**Exercise instructions**
In how many lines of the records does "text" appear? Answer with one number.

---------------

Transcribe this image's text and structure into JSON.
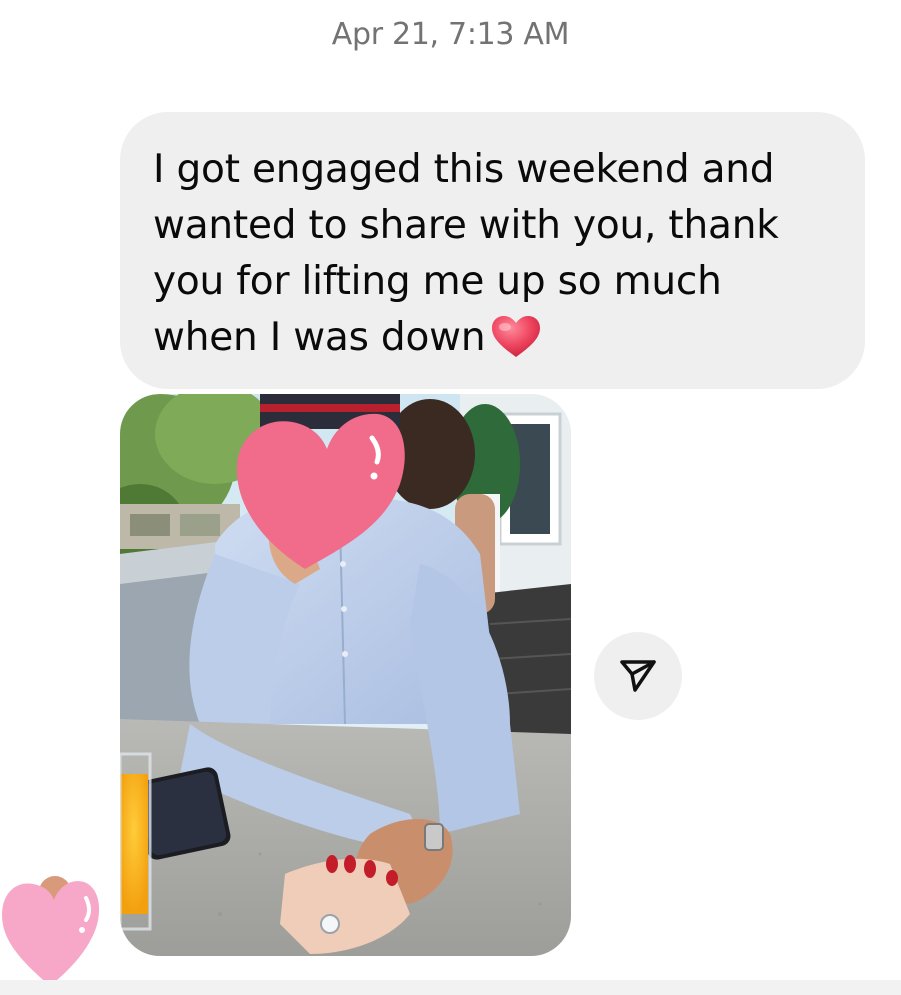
{
  "conversation": {
    "timestamp": "Apr 21, 7:13 AM",
    "message": {
      "text": "I got engaged this weekend and wanted to share with you, thank you for lifting me up so much when I was down",
      "emoji": "red-heart"
    },
    "photo": {
      "subject": "man in light blue shirt with face covered by pink heart sticker, woman's hand with engagement ring on cafe table"
    },
    "share_button_icon": "paper-plane-icon",
    "reaction_icon": "pink-heart-icon"
  },
  "colors": {
    "bubble": "#efefef",
    "text": "#0a0a0a",
    "timestamp": "#737373",
    "heart_red": "#e8364e",
    "sticker_pink": "#f06c8a",
    "reaction_pink": "#f7a8c8"
  }
}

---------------

**Exercise result**
3